We've still got a while to go before we can rely on driverless cars.
Yesterday the government announced the first research trial of a driverless electric shuttle.
It will take place at Christchurch Airport starting from next year.
Director of the high tech research network at Unitech Hossein Sarrafzadeh said security of driverless cars still needs to be improved.
"People could hack into driverless cars just like they could hack into any digital system. That means we need to be prepared for that and we need to do more in the area of cyber security."
Though, Sarrafzadeh said it's great to see the cars being trialled.
"I believe they're safer than driver cars. There was a report that says driverless cars increase safety by 90 per cent."

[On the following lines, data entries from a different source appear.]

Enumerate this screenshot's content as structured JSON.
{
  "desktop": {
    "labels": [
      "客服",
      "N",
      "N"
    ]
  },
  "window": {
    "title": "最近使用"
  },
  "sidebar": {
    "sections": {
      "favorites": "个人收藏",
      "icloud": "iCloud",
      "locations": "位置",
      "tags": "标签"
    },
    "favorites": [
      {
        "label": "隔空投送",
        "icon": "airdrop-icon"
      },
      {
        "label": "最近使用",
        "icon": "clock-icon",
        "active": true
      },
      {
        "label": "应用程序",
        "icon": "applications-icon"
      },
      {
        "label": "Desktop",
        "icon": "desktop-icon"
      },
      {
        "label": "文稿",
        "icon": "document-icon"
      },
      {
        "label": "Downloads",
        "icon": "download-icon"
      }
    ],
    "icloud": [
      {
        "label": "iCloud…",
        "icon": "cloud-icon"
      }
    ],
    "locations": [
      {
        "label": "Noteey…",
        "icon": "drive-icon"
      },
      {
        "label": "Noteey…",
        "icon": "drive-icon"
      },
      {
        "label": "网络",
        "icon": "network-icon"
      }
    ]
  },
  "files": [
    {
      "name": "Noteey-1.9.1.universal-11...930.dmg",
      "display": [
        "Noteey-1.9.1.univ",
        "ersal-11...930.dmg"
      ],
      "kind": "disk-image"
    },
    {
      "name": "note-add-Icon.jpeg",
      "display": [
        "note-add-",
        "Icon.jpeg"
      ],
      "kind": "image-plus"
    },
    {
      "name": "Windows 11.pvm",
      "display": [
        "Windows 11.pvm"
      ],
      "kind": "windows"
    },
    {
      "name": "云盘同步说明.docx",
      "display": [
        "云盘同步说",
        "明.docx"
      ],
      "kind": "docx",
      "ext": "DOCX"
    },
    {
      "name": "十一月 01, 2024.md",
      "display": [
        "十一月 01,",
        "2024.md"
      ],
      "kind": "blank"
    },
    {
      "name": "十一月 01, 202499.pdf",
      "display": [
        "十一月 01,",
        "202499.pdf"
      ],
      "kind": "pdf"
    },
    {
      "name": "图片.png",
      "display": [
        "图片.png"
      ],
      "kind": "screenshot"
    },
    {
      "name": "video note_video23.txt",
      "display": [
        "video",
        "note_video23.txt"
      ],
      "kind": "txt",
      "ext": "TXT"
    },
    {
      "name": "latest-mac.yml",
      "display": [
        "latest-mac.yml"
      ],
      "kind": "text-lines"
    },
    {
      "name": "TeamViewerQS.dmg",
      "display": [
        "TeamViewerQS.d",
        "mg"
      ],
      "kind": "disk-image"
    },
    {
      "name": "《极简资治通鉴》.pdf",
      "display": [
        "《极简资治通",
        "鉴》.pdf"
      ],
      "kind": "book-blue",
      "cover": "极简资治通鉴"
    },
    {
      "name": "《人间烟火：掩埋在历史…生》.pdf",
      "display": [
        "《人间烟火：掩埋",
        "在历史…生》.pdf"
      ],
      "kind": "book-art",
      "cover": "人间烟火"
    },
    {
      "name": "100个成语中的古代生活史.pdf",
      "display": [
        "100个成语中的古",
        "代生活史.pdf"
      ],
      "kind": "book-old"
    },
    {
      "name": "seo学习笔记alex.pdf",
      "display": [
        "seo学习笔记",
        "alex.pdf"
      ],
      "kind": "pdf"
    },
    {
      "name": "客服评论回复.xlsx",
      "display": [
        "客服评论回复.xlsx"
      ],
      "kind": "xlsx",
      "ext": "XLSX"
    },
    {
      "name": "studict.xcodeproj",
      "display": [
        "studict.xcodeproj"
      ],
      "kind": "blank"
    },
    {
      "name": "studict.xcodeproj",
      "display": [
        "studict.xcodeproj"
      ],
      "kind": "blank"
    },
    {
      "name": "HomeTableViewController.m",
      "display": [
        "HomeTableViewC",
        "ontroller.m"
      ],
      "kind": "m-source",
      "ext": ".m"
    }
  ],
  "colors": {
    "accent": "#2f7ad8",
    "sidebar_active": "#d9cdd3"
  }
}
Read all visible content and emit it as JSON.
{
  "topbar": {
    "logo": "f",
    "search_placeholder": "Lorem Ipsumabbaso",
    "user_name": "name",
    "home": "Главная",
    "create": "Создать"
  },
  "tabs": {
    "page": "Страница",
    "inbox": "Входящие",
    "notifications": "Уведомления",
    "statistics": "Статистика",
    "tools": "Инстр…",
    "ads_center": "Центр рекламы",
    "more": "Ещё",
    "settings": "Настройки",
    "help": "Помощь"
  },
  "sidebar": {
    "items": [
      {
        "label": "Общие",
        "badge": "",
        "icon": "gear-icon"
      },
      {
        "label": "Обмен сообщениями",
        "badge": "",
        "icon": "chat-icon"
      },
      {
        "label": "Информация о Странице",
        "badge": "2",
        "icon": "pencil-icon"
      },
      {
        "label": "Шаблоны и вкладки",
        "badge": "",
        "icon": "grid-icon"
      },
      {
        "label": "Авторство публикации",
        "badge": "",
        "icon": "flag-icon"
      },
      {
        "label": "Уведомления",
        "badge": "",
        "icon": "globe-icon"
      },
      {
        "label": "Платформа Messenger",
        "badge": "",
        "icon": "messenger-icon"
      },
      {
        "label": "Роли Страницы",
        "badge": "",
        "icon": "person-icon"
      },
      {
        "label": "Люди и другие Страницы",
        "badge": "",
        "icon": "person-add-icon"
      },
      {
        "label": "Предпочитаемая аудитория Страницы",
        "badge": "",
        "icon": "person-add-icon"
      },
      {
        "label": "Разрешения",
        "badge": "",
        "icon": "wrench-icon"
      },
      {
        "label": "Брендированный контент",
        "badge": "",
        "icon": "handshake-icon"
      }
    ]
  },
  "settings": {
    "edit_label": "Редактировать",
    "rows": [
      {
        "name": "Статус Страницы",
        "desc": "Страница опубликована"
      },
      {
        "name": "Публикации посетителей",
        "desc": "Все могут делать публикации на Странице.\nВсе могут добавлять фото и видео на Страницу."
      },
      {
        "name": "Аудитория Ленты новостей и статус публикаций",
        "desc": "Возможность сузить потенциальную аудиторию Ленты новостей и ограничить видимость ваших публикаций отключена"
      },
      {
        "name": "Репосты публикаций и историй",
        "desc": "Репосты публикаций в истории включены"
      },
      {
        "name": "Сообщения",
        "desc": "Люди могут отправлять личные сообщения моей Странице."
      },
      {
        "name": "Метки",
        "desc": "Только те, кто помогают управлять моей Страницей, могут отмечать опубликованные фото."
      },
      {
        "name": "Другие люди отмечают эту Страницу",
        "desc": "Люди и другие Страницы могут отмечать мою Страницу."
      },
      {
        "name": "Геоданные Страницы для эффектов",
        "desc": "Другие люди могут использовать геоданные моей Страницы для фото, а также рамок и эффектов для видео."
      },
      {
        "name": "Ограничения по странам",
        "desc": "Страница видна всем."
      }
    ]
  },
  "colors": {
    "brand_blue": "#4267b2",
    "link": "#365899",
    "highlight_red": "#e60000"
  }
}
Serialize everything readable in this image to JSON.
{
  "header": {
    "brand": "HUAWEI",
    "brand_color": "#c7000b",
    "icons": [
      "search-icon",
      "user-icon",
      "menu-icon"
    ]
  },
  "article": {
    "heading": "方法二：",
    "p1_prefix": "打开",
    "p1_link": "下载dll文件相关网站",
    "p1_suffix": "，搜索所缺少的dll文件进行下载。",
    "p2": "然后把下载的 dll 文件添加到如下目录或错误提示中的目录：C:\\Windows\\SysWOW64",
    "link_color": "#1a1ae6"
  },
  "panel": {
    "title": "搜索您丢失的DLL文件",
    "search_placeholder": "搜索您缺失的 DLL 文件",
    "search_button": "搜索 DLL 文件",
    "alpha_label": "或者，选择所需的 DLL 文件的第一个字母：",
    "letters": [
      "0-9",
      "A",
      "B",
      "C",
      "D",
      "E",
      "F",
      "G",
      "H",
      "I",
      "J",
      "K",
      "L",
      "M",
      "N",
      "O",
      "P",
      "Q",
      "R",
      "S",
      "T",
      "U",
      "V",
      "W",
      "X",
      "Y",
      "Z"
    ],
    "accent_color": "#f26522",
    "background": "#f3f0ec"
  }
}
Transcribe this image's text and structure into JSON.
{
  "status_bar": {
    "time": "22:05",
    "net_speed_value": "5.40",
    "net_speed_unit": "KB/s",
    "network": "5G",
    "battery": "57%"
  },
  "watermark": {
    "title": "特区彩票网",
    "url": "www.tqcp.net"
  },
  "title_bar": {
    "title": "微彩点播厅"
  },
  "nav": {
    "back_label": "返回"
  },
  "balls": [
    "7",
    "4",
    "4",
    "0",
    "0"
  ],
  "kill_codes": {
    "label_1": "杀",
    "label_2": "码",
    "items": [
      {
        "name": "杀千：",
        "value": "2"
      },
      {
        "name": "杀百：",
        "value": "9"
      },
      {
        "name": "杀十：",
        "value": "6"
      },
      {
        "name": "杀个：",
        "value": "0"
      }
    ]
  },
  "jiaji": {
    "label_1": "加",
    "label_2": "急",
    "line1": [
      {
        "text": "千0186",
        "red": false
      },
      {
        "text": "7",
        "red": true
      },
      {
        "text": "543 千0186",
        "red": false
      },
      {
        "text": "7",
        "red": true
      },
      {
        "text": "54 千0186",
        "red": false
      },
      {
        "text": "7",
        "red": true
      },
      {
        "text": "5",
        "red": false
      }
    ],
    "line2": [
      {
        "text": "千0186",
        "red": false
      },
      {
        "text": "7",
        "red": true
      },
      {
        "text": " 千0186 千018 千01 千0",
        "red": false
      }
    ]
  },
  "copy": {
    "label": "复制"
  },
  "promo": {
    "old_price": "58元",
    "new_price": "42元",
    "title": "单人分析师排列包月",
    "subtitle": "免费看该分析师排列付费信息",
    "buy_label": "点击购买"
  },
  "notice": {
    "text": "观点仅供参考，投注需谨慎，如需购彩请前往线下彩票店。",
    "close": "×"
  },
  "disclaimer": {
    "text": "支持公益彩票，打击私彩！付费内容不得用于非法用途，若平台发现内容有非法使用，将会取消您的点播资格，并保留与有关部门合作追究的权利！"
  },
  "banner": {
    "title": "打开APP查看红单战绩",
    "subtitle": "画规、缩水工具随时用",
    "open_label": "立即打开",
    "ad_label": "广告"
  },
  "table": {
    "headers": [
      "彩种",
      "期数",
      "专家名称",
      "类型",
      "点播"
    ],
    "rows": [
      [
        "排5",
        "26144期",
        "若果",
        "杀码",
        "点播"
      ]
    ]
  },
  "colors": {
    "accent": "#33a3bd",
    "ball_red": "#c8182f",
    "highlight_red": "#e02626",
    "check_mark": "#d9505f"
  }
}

Christchurch Airport's road system was a main reason why it got the green light for the country's first trial of driverless cars.
It will host the trial of a 15-seater electric shuttle early next year, with help from collaborators such as Canterbury University.
Human Computer Interaction Professor Rob Lindeman said the wide range of streets in the airport's layout is perfect for testing.
"Everything from completely private roads to semi-private where there are vehicles on them but no public vehicles, right through to public roads."
Lindeman said besides the tech hubs at the university, the airport's roading layout and the high use of renewables, the way the city's embraced change in the rebuild is a big advantage.
"The rebuild and the design of the new smart city feeds well into that."
In Tauranga car manufacturer Volvo will preview their driverless cars in November.